except for what Jesus told us to do. Jesus never told us to construct
church buildings, start programs, or organize Sunday School. He never
told us to host conferences or events. Instead, he told us to get the
gospel to all the nations. Therefore, as a church we have stopped
construction on buildings, we are removing programs, and we are
reorganizing our structure so that we can more intentionally focus his
church on what he said is most important.” Jesus didn’t tell us to do a lot of things. That is why we critically read the entire counsel of Scripture. It is why we pay attention to 2,000 years of church history. And it is why we use the brains God has given us to best promote the good news of Jesus Christ and edify the saints. Buildings are actually quite helpful in that regard. As is Sunday School and even programming. This is a classic case of throwing the baby out with the bath water, in addition to just being a bit naive. Obviously we must, and surely God expects, us to do things with all our heart that are not explicitly spelled out in the words of Christ. If you follow the argument of Platt, where do you draw the line? Now, I have no problem agreeing with Platt in principle; I believe the Great Commission should be our heart and our focus above and beyond buildings, programs, etc. I am at a church that is in the middle of a building project right now and I have concerns that some are placing too great an emphasis on it. So, I am not disagreeing with Platt’s principle. I just don’t like the way he makes his argument.
Third, Platt spends a good bit of time saying, “here is what we are doing at my church.” I am certain that he means nothing but good by this and it in no way highlights a sense of pride or superiority. Yet, I found it to be a bit shallow, especially when you consider that Platt’s church gives an incredibly low percentage to the Cooperative Program.
So, my prayers and my mind are still turned to this report and if this is a positive step for our denomination. Feel free to email me with any insight you might have. I enjoy the dialogue. Blessings!
One Reply to “David Platt and the Great Commission Resurgence Task Force”
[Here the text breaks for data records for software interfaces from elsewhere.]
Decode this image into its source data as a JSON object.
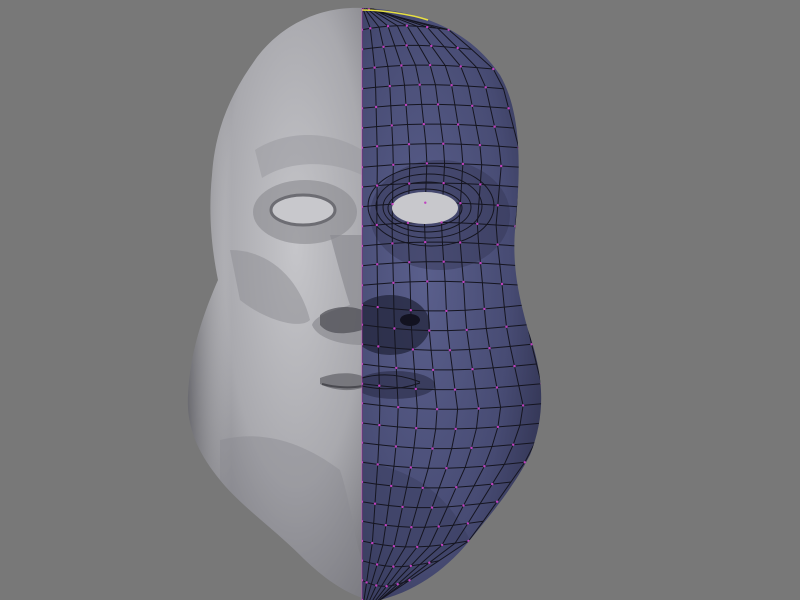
{
  "viewport": {
    "background_color": "#787878",
    "object": "face-mesh",
    "modes": {
      "left_half": "smooth-shaded",
      "right_half": "edit-mode-wireframe"
    },
    "colors": {
      "sculpt_light": "#b9b9bd",
      "sculpt_shadow": "#5a5a5e",
      "mesh_face": "#4c5078",
      "mesh_face_dark": "#2f3150",
      "mesh_edge": "#14141c",
      "vertex": "#c040c0",
      "selected_vertex": "#e8e040",
      "eye_socket": "#c8c8cc"
    }
  }
}
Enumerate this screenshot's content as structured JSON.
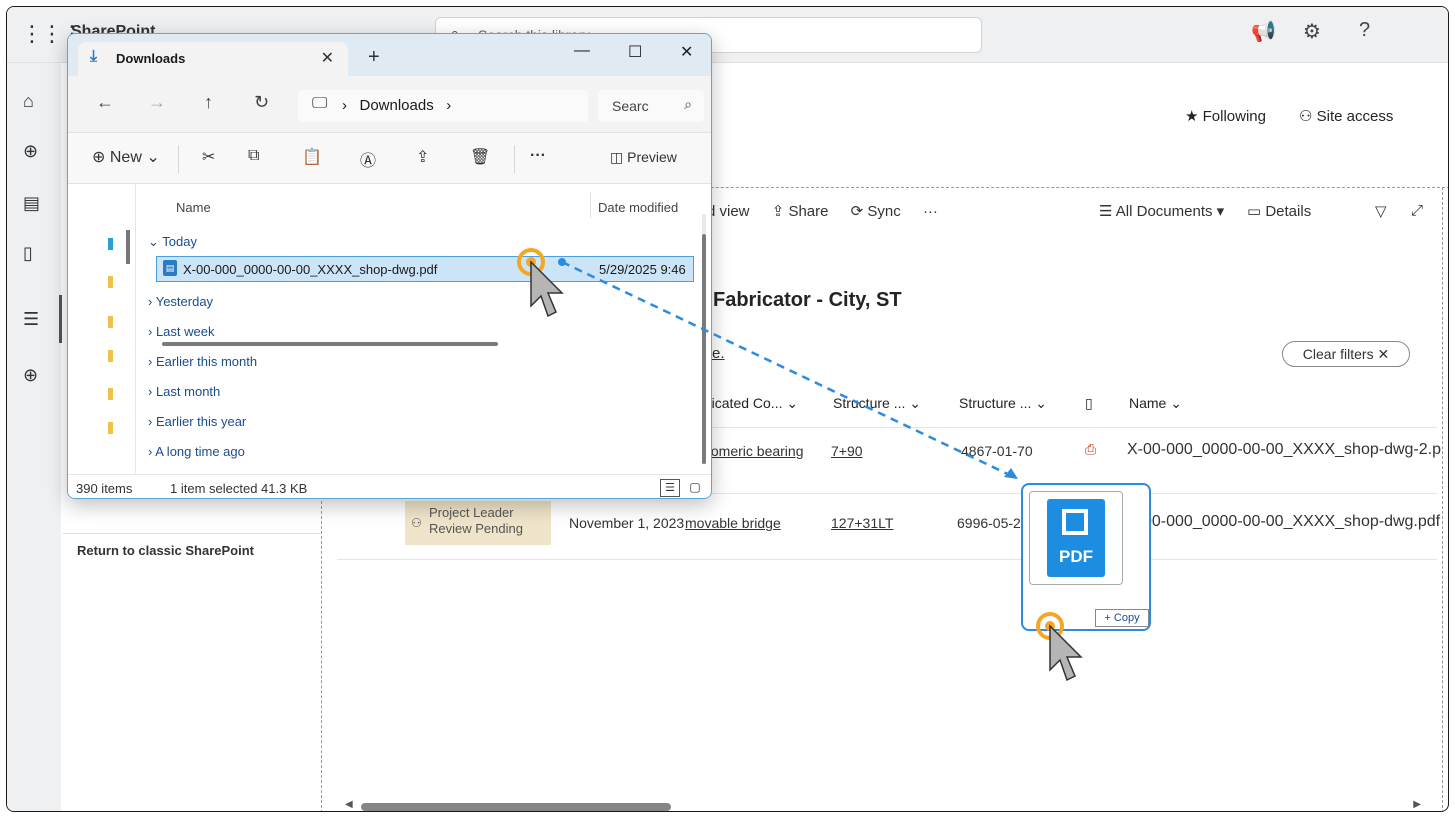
{
  "sharepoint": {
    "brand": "SharePoint",
    "search_placeholder": "Search this library",
    "following": "Following",
    "site_access": "Site access",
    "cmd_view": "d view",
    "cmd_share": "Share",
    "cmd_sync": "Sync",
    "cmd_more": "···",
    "all_documents": "All Documents",
    "details": "Details",
    "library_title": "Fabricator - City, ST",
    "library_link": "re.",
    "clear_filters": "Clear filters",
    "columns": {
      "fabricated": "ricated Co...",
      "structure1": "Structure ...",
      "structure2": "Structure ...",
      "name": "Name"
    },
    "rows": [
      {
        "component": "tomeric bearing",
        "structure_no": "7+90",
        "structure_id": "4867-01-70",
        "name": "X-00-000_0000-00-00_XXXX_shop-dwg-2.p"
      },
      {
        "status_line1": "Project Leader",
        "status_line2": "Review Pending",
        "date": "November 1, 2023",
        "component": "movable bridge",
        "structure_no": "127+31LT",
        "structure_id": "6996-05-28",
        "name": "X-00-000_0000-00-00_XXXX_shop-dwg.pdf"
      }
    ],
    "return_classic": "Return to classic SharePoint"
  },
  "explorer": {
    "tab_title": "Downloads",
    "address_segment": "Downloads",
    "search_text": "Searc",
    "toolbar_new": "New",
    "toolbar_preview": "Preview",
    "col_name": "Name",
    "col_date": "Date modified",
    "groups": [
      "Today",
      "Yesterday",
      "Last week",
      "Earlier this month",
      "Last month",
      "Earlier this year",
      "A long time ago"
    ],
    "selected_file": "X-00-000_0000-00-00_XXXX_shop-dwg.pdf",
    "selected_date": "5/29/2025 9:46",
    "status_items": "390 items",
    "status_selected": "1 item selected  41.3 KB"
  },
  "drag": {
    "thumb_label": "PDF",
    "copy_label": "+ Copy",
    "accent": "#2b8be0",
    "cursor_ring": "#f5a623"
  }
}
Fascinating. Yours and David Dockery’s observations are both spot-on, I think. The balance of nuturing current Christians and pointing others towards the faith itself is crucial, I think. I frequently get hot under the collar when either of these elements is magnified to the exclusion of the other. I do appreciate the focus of the GCRTF on North American I think it is vital to focus on our Jerusalem in addition to our Judea and far flung countries in the world. I am hesitant that the whole thing is so standardized, (the north american mission board) but that might just be because I don’t fully understand it. Is the intent to provide funds to plant churches in unchurched areas in North America, or for general missions? Or do general missions include church planting? Also, the cooperative program…is that a way for churches to network and connect about what each is doing to promote greater unity? If I’m understanding that correctly, I appreciate the initiative behind it but cringe somewhat because many churches struggle to make ends meet simply with their own finances as it is. I know our church has financial issues, even though they’re not dire or incredibly pressing, but they are present, and I think those need to be acknowledged before we spend money on other things like this.
Seems like a good idea, but I’m not completely sold. Thought-provoking posts Philip.